Without a central authority within a network, trust on the blockchain is established through consensus and cryptography. Cryptography is used to shift the burden of trust from intermediaries to cryptographic algorithms.
Components of cryptography include:
- Message or Payload (also called plaintext): The actual data or payload within the message that the sender and/or receiver wish to keep secret
- Secret Key: Data used for encrypting and decrypting the message. In DLT, reference is often made to public and private keys
- Cipher (also called ciphertext): The output of the encryption function, which is the encrypted version of the message that is sent between the sender and receiver.
- Encryption/Decryption Algorithm: Algorithm pair used to convert between the plaintext message and ciphertext message
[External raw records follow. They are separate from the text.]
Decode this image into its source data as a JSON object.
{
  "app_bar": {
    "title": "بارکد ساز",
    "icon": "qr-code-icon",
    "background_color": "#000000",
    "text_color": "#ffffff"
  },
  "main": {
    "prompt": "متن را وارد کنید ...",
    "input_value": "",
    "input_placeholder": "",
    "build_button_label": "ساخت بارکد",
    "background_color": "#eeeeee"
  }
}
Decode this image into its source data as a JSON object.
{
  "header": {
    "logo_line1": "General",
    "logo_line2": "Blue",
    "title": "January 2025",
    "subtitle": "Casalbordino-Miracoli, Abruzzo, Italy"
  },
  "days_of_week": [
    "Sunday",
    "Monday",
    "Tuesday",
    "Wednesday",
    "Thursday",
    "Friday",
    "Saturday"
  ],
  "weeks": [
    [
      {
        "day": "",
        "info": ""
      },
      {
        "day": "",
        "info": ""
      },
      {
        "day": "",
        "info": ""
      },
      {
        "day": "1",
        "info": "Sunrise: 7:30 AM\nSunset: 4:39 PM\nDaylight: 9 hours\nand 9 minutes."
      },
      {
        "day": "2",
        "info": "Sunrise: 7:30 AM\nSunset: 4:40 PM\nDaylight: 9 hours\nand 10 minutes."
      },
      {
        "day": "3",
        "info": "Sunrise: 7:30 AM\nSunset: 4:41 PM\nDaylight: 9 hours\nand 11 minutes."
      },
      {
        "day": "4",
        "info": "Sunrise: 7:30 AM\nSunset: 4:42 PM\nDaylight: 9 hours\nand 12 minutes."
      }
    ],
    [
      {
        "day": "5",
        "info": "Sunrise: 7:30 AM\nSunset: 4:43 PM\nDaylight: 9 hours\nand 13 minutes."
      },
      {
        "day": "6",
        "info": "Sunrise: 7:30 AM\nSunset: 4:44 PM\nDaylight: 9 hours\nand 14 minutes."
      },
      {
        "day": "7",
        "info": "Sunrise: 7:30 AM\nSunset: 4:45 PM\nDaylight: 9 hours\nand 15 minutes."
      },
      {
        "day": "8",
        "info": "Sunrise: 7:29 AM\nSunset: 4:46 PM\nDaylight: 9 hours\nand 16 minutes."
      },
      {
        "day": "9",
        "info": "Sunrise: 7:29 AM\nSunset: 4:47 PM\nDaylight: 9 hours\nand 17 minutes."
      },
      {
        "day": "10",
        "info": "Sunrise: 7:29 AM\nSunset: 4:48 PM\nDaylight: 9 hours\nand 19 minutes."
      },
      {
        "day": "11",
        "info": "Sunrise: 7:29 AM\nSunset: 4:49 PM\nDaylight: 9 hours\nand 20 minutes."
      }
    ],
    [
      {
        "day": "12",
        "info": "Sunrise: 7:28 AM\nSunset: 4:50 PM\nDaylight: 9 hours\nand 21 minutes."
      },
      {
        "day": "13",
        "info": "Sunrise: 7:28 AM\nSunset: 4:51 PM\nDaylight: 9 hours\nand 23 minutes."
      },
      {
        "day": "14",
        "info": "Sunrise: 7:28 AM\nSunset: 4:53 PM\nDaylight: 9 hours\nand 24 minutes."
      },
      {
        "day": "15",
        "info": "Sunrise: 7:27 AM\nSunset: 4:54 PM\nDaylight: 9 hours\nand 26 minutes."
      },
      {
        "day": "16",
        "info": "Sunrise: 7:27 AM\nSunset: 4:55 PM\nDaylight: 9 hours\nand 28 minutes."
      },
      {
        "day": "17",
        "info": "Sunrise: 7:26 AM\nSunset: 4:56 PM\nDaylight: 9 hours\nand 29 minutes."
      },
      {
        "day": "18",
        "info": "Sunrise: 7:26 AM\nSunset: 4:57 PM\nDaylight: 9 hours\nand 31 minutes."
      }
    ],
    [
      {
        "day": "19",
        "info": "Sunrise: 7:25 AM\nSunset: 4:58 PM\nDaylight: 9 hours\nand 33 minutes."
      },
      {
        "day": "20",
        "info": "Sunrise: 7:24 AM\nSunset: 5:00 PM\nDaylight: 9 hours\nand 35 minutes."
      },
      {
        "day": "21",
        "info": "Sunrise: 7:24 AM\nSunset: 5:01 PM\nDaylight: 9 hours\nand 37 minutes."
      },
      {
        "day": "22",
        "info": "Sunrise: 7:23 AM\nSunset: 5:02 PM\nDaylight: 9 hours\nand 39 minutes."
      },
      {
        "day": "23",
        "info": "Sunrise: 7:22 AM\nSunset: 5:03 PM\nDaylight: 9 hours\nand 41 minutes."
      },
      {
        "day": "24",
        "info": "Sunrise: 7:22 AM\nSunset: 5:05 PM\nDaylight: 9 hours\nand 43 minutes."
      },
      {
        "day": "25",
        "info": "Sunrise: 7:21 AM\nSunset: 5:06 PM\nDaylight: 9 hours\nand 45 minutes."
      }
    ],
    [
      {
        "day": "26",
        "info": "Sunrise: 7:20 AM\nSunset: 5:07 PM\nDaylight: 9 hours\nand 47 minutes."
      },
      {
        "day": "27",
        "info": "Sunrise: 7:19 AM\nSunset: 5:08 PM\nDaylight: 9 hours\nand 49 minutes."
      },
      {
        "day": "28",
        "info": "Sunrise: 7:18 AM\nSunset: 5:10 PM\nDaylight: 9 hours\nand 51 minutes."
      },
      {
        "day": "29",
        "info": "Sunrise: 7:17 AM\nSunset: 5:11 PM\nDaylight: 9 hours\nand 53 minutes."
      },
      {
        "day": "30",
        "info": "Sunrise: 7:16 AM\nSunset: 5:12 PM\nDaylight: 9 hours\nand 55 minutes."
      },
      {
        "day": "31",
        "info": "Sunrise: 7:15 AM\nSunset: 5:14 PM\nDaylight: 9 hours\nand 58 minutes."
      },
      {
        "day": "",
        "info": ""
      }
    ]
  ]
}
In general, cryptography is often used to encode or encrypt data so that intermediaries or outside actors cannot decipher a message. It enables a confidential two-way exchange, where each party can encrypt or decrypt the cipher to access the message payload. With blockchain, cryptography is also used to validate data integrity.
The cryptographic algorithm uses the message and the key to create the encrypted version of the message called the cipher. The cipher can be exchanged by the sender and receiver. A key is then used to decrypt the cipher back into the original message.
Types of Cryptography in Blockchain
Blockchain uses a number of different types of cryptography to validate data integrity: